──────── DATA TO PROCESS

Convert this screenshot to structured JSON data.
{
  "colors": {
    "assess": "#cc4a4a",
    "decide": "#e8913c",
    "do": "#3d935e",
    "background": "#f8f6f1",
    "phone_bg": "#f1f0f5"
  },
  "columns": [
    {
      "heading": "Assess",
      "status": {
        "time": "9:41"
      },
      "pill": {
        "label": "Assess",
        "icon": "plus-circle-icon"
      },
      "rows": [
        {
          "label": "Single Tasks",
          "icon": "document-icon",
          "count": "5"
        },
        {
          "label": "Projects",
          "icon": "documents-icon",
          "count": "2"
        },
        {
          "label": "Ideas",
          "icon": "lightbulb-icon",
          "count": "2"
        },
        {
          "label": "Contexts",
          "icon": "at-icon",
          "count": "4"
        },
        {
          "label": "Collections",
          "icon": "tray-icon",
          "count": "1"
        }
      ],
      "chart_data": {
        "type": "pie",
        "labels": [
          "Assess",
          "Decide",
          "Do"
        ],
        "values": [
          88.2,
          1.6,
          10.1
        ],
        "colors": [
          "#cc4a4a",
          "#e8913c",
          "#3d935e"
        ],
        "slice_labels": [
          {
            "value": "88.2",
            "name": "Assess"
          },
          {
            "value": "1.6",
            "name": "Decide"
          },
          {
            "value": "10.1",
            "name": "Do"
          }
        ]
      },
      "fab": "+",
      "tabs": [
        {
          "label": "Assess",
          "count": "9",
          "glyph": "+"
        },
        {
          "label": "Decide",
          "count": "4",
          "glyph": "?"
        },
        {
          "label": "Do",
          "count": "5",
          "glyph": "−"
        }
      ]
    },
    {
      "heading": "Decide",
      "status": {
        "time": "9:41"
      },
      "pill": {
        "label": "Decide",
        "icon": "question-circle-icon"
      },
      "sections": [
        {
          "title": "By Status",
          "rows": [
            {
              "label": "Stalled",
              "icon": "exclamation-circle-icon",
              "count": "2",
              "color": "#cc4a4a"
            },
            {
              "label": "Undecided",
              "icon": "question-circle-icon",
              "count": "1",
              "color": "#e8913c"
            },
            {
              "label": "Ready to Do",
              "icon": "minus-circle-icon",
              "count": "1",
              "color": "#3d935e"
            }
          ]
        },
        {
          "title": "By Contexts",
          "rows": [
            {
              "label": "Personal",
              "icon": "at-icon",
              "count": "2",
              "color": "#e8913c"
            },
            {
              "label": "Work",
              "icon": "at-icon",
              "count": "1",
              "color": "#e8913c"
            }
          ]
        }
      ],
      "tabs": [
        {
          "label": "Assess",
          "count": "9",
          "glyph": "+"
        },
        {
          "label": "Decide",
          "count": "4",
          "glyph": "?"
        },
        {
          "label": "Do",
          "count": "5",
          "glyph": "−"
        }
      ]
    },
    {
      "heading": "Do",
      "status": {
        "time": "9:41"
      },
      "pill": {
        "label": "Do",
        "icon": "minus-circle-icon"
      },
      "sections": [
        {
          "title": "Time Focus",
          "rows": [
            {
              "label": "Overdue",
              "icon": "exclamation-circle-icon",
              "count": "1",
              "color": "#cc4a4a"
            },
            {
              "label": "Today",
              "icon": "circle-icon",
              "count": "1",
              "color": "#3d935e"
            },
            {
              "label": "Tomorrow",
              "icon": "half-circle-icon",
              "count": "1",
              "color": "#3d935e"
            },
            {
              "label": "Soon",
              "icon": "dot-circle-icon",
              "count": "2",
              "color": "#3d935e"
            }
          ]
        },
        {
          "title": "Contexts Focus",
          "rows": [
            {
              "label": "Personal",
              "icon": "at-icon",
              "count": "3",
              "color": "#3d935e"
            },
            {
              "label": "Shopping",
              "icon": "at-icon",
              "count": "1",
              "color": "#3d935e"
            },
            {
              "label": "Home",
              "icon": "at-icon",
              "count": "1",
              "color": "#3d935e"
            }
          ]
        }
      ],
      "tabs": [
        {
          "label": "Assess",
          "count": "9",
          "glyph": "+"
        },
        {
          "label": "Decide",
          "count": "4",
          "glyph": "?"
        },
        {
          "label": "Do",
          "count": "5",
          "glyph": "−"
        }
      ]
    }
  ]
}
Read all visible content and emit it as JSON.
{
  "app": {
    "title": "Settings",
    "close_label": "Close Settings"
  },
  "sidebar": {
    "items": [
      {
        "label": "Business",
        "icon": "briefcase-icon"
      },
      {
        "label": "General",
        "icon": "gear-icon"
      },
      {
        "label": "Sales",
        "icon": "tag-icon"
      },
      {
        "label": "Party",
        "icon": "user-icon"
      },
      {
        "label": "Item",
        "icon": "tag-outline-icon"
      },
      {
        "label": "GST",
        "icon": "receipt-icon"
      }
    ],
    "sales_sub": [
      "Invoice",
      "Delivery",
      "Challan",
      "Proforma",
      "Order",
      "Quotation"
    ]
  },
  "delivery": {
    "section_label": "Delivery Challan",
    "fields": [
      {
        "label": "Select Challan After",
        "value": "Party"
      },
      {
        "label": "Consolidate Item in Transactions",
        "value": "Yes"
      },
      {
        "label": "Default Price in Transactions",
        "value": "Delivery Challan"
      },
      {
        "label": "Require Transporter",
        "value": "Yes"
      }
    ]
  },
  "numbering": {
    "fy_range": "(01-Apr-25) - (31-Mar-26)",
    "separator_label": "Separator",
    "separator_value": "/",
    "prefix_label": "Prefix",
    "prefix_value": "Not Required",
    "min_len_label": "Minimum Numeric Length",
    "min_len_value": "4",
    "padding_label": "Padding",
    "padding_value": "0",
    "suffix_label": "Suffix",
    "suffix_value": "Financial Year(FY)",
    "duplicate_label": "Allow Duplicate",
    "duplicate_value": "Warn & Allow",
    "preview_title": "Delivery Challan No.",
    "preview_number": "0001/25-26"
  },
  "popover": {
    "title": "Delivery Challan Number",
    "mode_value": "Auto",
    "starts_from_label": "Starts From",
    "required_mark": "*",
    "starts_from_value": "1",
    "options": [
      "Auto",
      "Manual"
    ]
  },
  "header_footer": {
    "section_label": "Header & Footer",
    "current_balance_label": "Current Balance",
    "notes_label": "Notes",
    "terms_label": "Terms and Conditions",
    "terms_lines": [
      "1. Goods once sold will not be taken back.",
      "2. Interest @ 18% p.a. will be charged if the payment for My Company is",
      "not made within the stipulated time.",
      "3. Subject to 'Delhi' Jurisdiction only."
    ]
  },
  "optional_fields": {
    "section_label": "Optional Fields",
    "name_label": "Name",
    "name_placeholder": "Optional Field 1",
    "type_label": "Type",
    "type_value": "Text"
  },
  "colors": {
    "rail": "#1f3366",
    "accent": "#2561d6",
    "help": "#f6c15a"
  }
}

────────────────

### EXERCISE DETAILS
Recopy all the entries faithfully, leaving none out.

### RESPONSE TO THE EXERCISE
Convert this screenshot to structured JSON data.
{
  "colors": {
    "assess": "#cc4a4a",
    "decide": "#e8913c",
    "do": "#3d935e",
    "background": "#f8f6f1",
    "phone_bg": "#f1f0f5"
  },
  "columns": [
    {
      "heading": "Assess",
      "status": {
        "time": "9:41"
      },
      "pill": {
        "label": "Assess",
        "icon": "plus-circle-icon"
      },
      "rows": [
        {
          "label": "Single Tasks",
          "icon": "document-icon",
          "count": "5"
        },
        {
          "label": "Projects",
          "icon": "documents-icon",
          "count": "2"
        },
        {
          "label": "Ideas",
          "icon": "lightbulb-icon",
          "count": "2"
        },
        {
          "label": "Contexts",
          "icon": "at-icon",
          "count": "4"
        },
        {
          "label": "Collections",
          "icon": "tray-icon",
          "count": "1"
        }
      ],
      "chart_data": {
        "type": "pie",
        "labels": [
          "Assess",
          "Decide",
          "Do"
        ],
        "values": [
          88.2,
          1.6,
          10.1
        ],
        "colors": [
          "#cc4a4a",
          "#e8913c",
          "#3d935e"
        ],
        "slice_labels": [
          {
            "value": "88.2",
            "name": "Assess"
          },
          {
            "value": "1.6",
            "name": "Decide"
          },
          {
            "value": "10.1",
            "name": "Do"
          }
        ]
      },
      "fab": "+",
      "tabs": [
        {
          "label": "Assess",
          "count": "9",
          "glyph": "+"
        },
        {
          "label": "Decide",
          "count": "4",
          "glyph": "?"
        },
        {
          "label": "Do",
          "count": "5",
          "glyph": "−"
        }
      ]
    },
    {
      "heading": "Decide",
      "status": {
        "time": "9:41"
      },
      "pill": {
        "label": "Decide",
        "icon": "question-circle-icon"
      },
      "sections": [
        {
          "title": "By Status",
          "rows": [
            {
              "label": "Stalled",
              "icon": "exclamation-circle-icon",
              "count": "2",
              "color": "#cc4a4a"
            },
            {
              "label": "Undecided",
              "icon": "question-circle-icon",
              "count": "1",
              "color": "#e8913c"
            },
            {
              "label": "Ready to Do",
              "icon": "minus-circle-icon",
              "count": "1",
              "color": "#3d935e"
            }
          ]
        },
        {
          "title": "By Contexts",
          "rows": [
            {
              "label": "Personal",
              "icon": "at-icon",
              "count": "2",
              "color": "#e8913c"
            },
            {
              "label": "Work",
              "icon": "at-icon",
              "count": "1",
              "color": "#e8913c"
            }
          ]
        }
      ],
      "tabs": [
        {
          "label": "Assess",
          "count": "9",
          "glyph": "+"
        },
        {
          "label": "Decide",
          "count": "4",
          "glyph": "?"
        },
        {
          "label": "Do",
          "count": "5",
          "glyph": "−"
        }
      ]
    },
    {
      "heading": "Do",
      "status": {
        "time": "9:41"
      },
      "pill": {
        "label": "Do",
        "icon": "minus-circle-icon"
      },
      "sections": [
        {
          "title": "Time Focus",
          "rows": [
            {
              "label": "Overdue",
              "icon": "exclamation-circle-icon",
              "count": "1",
              "color": "#cc4a4a"
            },
            {
              "label": "Today",
              "icon": "circle-icon",
              "count": "1",
              "color": "#3d935e"
            },
            {
              "label": "Tomorrow",
              "icon": "half-circle-icon",
              "count": "1",
              "color": "#3d935e"
            },
            {
              "label": "Soon",
              "icon": "dot-circle-icon",
              "count": "2",
              "color": "#3d935e"
            }
          ]
        },
        {
          "title": "Contexts Focus",
          "rows": [
            {
              "label": "Personal",
              "icon": "at-icon",
              "count": "3",
              "color": "#3d935e"
            },
            {
              "label": "Shopping",
              "icon": "at-icon",
              "count": "1",
              "color": "#3d935e"
            },
            {
              "label": "Home",
              "icon": "at-icon",
              "count": "1",
              "color": "#3d935e"
            }
          ]
        }
      ],
      "tabs": [
        {
          "label": "Assess",
          "count": "9",
          "glyph": "+"
        },
        {
          "label": "Decide",
          "count": "4",
          "glyph": "?"
        },
        {
          "label": "Do",
          "count": "5",
          "glyph": "−"
        }
      ]
    }
  ]
}
Read all visible content and emit it as JSON.
{
  "app": {
    "title": "Settings",
    "close_label": "Close Settings"
  },
  "sidebar": {
    "items": [
      {
        "label": "Business",
        "icon": "briefcase-icon"
      },
      {
        "label": "General",
        "icon": "gear-icon"
      },
      {
        "label": "Sales",
        "icon": "tag-icon"
      },
      {
        "label": "Party",
        "icon": "user-icon"
      },
      {
        "label": "Item",
        "icon": "tag-outline-icon"
      },
      {
        "label": "GST",
        "icon": "receipt-icon"
      }
    ],
    "sales_sub": [
      "Invoice",
      "Delivery",
      "Challan",
      "Proforma",
      "Order",
      "Quotation"
    ]
  },
  "delivery": {
    "section_label": "Delivery Challan",
    "fields": [
      {
        "label": "Select Challan After",
        "value": "Party"
      },
      {
        "label": "Consolidate Item in Transactions",
        "value": "Yes"
      },
      {
        "label": "Default Price in Transactions",
        "value": "Delivery Challan"
      },
      {
        "label": "Require Transporter",
        "value": "Yes"
      }
    ]
  },
  "numbering": {
    "fy_range": "(01-Apr-25) - (31-Mar-26)",
    "separator_label": "Separator",
    "separator_value": "/",
    "prefix_label": "Prefix",
    "prefix_value": "Not Required",
    "min_len_label": "Minimum Numeric Length",
    "min_len_value": "4",
    "padding_label": "Padding",
    "padding_value": "0",
    "suffix_label": "Suffix",
    "suffix_value": "Financial Year(FY)",
    "duplicate_label": "Allow Duplicate",
    "duplicate_value": "Warn & Allow",
    "preview_title": "Delivery Challan No.",
    "preview_number": "0001/25-26"
  },
  "popover": {
    "title": "Delivery Challan Number",
    "mode_value": "Auto",
    "starts_from_label": "Starts From",
    "required_mark": "*",
    "starts_from_value": "1",
    "options": [
      "Auto",
      "Manual"
    ]
  },
  "header_footer": {
    "section_label": "Header & Footer",
    "current_balance_label": "Current Balance",
    "notes_label": "Notes",
    "terms_label": "Terms and Conditions",
    "terms_lines": [
      "1. Goods once sold will not be taken back.",
      "2. Interest @ 18% p.a. will be charged if the payment for My Company is",
      "not made within the stipulated time.",
      "3. Subject to 'Delhi' Jurisdiction only."
    ]
  },
  "optional_fields": {
    "section_label": "Optional Fields",
    "name_label": "Name",
    "name_placeholder": "Optional Field 1",
    "type_label": "Type",
    "type_value": "Text"
  },
  "colors": {
    "rail": "#1f3366",
    "accent": "#2561d6",
    "help": "#f6c15a"
  }
}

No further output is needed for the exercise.